Subscribe to our mailing list

* indicates required







We seek to provide information, insights and direction that may enable the Financial Community to effectively and efficiently operate in a regulatory risk-free environment by curating content from all over the web.


Stay Informed with the latest fanancialish news.




Regulatory Sanctions

Personal Emails: Veteran Broker Shoots Himself in the Foot

October 23, 2018

by Howard Haykin


OK, OK. Seems as though everybody uses personal email accounts to correspond with customers, at least once in a while. But does that make it right? Or does that make it worthwhile? If and when caught, the penalties can change or end your career!


A broker with 34 years’ experience – the last 23 with Cantella & Co. – and the holder of 2 principal licenses (Series 4 and 24), got caught using personal emails to discuss securities business with customers, an obvious violation of his member firm’s policies.

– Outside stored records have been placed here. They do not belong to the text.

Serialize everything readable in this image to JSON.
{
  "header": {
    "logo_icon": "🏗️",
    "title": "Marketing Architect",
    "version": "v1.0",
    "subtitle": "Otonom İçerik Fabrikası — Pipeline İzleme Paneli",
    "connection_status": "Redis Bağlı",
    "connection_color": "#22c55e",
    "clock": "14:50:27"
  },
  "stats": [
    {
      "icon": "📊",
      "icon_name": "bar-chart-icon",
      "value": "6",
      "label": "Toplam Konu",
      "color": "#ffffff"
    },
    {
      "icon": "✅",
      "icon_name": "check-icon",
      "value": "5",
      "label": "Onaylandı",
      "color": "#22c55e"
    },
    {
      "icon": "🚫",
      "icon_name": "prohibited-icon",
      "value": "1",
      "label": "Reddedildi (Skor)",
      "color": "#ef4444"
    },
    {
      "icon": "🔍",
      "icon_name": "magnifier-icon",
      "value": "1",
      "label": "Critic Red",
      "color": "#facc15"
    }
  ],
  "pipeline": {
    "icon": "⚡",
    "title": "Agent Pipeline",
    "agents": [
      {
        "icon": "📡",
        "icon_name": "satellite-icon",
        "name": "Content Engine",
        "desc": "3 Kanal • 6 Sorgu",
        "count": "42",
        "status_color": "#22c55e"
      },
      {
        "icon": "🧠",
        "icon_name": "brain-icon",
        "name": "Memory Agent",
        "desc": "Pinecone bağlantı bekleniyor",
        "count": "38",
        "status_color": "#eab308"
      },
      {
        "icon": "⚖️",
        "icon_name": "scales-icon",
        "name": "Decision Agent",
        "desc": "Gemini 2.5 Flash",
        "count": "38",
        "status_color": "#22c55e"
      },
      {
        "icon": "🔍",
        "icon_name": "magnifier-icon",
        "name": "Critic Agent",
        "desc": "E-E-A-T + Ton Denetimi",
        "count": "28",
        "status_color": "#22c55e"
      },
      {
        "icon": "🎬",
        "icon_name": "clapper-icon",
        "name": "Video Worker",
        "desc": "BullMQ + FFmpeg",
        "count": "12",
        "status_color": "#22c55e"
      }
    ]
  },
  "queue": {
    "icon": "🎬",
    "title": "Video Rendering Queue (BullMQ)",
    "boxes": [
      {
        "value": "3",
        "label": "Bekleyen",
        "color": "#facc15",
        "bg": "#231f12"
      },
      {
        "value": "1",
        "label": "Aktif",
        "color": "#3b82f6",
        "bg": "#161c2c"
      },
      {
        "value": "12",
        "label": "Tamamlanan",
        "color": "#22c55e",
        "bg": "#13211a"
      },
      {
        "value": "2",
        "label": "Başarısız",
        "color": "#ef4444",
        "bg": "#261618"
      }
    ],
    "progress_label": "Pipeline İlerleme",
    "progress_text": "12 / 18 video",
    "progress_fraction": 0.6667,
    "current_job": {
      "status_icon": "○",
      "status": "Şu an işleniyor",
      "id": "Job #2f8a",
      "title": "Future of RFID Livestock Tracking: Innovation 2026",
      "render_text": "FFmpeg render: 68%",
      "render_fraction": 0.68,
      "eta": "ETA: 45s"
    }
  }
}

Cantella terminated (U5’d) the broker, citing him for ... “using personal email to conduct securities business, copying a supervisor's signature and submitting as original on another document, and used a previously submitted distribution request form as original by altering the dates.”


FINRA levied a $2.5K fine and a 45-day suspension, citing the broker for ... violating FINRA Rules 4511 (Books and Records) and 2010 with respect only to the broker’s his use of personal email – while it also referred to the broker’s (untruthful) annual compliance attestations.


FINRA FINDINGS.    From at least October 2014 through May 2017 (the "Relevant Period"), the broker exchanged approximately 80 emails discussing securities business with 15 customers using his personal Yahoo email address. [That computes to fewer than 3 personal emails per month.] In the emails, the broker sent and received account statements, recommended stocks, took orders, reported on account activity, and discussed the transfer of accounts.


The broker not only violated Cantella's WSPs by using unapproved email addresses to communicate with customers, but he failed to forward his personal emails to Cantella for review and retention. And, according to FINRA, the broker added ‘insult to injury’ by attesting to his understanding of the company’s policy on the annual compliance attestation forms [a ‘horrific sin’ in the regulator's eyes ].



This case was reported in FINRA Disciplinary Actions for September 2018.

For details on this case, go to ...  FINRA Disciplinary Actions Online, and refer to Case #x2017055260101.